Prosecutors Can Get GoldmanJames Cohen in The Street, May 20, 2011
Goldman Sachs (GS) may seem invincible, but a few attorneys believe federal prosecutors have a good shot of winning a case against the securities giant.
The Wall Street Journal reported Friday that Goldman Sachs is expecting to receive subpoenas related to Goldman's mortgage-related businesses.
James Cohen, professor at Fordham University, assumes the subpoenas would come from the US Southern District, since that is where Goldman is headquartered, and he believes Preet Bharara, the attorney in charge of that office, is well aware of criticism of law enforcement for having made no major prosecutions of Wall Street figures in connection to the crisis.
"I think the decision to go forward with a subpoena is a signal that they think they're going to find some dirt--criminal dirt," Cohen says.

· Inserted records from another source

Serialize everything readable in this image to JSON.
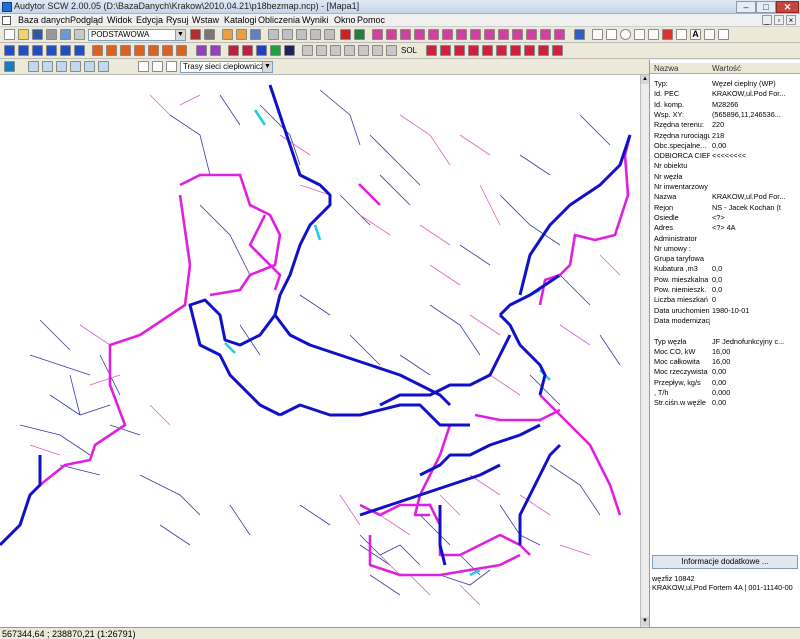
{
  "window": {
    "title": "Audytor SCW  2.00.05   (D:\\BazaDanych\\Krakow\\2010.04.21\\p18bezmap.ncp) - [Mapa1]",
    "minimize": "–",
    "maximize": "□",
    "close": "✕"
  },
  "menu": [
    "Baza danych",
    "Podgląd",
    "Widok",
    "Edycja",
    "Rysuj",
    "Wstaw",
    "Katalogi",
    "Obliczenia",
    "Wyniki",
    "Okno",
    "Pomoc"
  ],
  "toolbar": {
    "layer_select": "PODSTAWOWA",
    "zoom_label": "SOL",
    "trace_select": "Trasy sieci ciepłowniczej"
  },
  "props": {
    "header": {
      "name": "Nazwa",
      "value": "Wartość"
    },
    "rows": [
      {
        "k": "Typ:",
        "v": "Węzeł cieplny (WP)"
      },
      {
        "k": "Id. PEC",
        "v": "KRAKOW,ul.Pod For..."
      },
      {
        "k": "Id. komp.",
        "v": "M28266"
      },
      {
        "k": "Wsp. XY:",
        "v": "(565896,11,246536..."
      },
      {
        "k": "Rzędna terenu:",
        "v": "220"
      },
      {
        "k": "Rzędna rurociągu",
        "v": "218"
      },
      {
        "k": "Obc.specjalne...",
        "v": "0,00"
      },
      {
        "k": "ODBIORCA CIEPŁA",
        "v": "<<<<<<<<"
      },
      {
        "k": "Nr obiektu",
        "v": ""
      },
      {
        "k": "Nr węzła",
        "v": ""
      },
      {
        "k": "Nr inwentarzowy",
        "v": ""
      },
      {
        "k": "Nazwa",
        "v": "KRAKOW,ul.Pod For..."
      },
      {
        "k": "Rejon",
        "v": "NS - Jacek Kochan (t"
      },
      {
        "k": "Osiedle",
        "v": "<?>"
      },
      {
        "k": "Adres",
        "v": "<?> 4A"
      },
      {
        "k": "Administrator",
        "v": ""
      },
      {
        "k": "Nr umowy :",
        "v": ""
      },
      {
        "k": "Grupa taryfowa",
        "v": ""
      },
      {
        "k": "Kubatura ,m3",
        "v": "0,0"
      },
      {
        "k": "Pow. mieszkalna",
        "v": "0,0"
      },
      {
        "k": "Pow. niemieszk.",
        "v": "0,0"
      },
      {
        "k": "Liczba mieszkań",
        "v": "0"
      },
      {
        "k": "Data uruchomienia",
        "v": "1980-10-01"
      },
      {
        "k": "Data modernizacji",
        "v": ""
      },
      {
        "k": "",
        "v": ""
      },
      {
        "k": "Typ węzła",
        "v": "JF Jednofunkcyjny c..."
      },
      {
        "k": "Moc CO, kW",
        "v": "16,00"
      },
      {
        "k": "Moc całkowita",
        "v": "16,00"
      },
      {
        "k": "Moc rzeczywista",
        "v": "0,00"
      },
      {
        "k": "Przepływ, kg/s",
        "v": "0,00"
      },
      {
        "k": ", T/h",
        "v": "0,000"
      },
      {
        "k": "Str.ciśn.w węźle",
        "v": "0,00"
      }
    ],
    "info_button": "Informacje dodatkowe ...",
    "info_line1": "węzfiz 10842",
    "info_line2": "KRAKOW,ul.Pod Fortem 4A | 001-11140-00"
  },
  "status": {
    "coords": "567344,64 ; 238870,21  (1:26791)"
  },
  "colors": {
    "main_pipe": "#1010c8",
    "magenta_pipe": "#e020e0",
    "cyan_pipe": "#20d0e0",
    "service_line": "#3a3aa8",
    "pink_line": "#e060c0"
  }
}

Stanley Sporkin, former head of enforcement for the Securities and Exchange Commission, sees things slightly differently. He believes Bharara is taking a methodical, responsible approach to his investigation.
"He's not just going to go out there and swing for the fences. He's going to build, single by single, a case. He's careful, but he knows, in fairness to everybody, that it's got to be a good case before he brings it."
Bringing an indictment shouldn't be difficult, says Michael Diaz, managing partner at Diaz Reus and a former assistant state attorney in Florida under Janet Reno.
Winning the case "depends on the ability of the Department of Justice to dumb it down for a jury and not get into the details of synthetic derivatives and what that all means," says Diaz, who says he has no cases pending against Goldman but is investigating a possible class action lawsuit against the company.
"They need to make the jury understand that Goldman Sachs had an opportunity to not do this, that they did this for financial reasons, that they failed to disclose information that they otherwise had available to them, that they did this strictly for the purposes of their own financial gain and they victimized the public, their own clients, investors and everyone else," Diaz says.
Lawrence Mitchell, professor at George Washington University's law school, is skeptical, however, noting the SEC's "relatively quick" $550 million settlement with Goldman last year.
"One would have thought, especially given the public statement that the SEC's initial litigation signified that they would not have settled had they thought they had a strong enough case against Goldman to win on the civil standard. That gives me some reason to doubt the ability of a federal prosecutor to win a case against Goldman except for the possibility that new evidence has emerged," Mitchell says.
Indeed, The Wall Street Journal noted in its article breaking the news of the investigation that Goldman already "turned over hundreds of millions of pages of documents to the Federal Crisis Inquiry Commission," suggesting it might be difficult to find new evidence.
However, former SEC enforcement chief Sporkin notes the FCIC wasn't pursuing a criminal investigation, and says the subpoenas can be more targeted in their search.
He also argues the SEC settlement should be seen as a victory by the regulator.
"Of course it's a victory. Are you kidding? Taking on an issue of that kind and going against the number one investment banking firm in the world and then coming out ahead after the defendant had said there was no case and they weren't going to concede? Anybody who tells you it's anything less than that-- I don't know what they're smoking."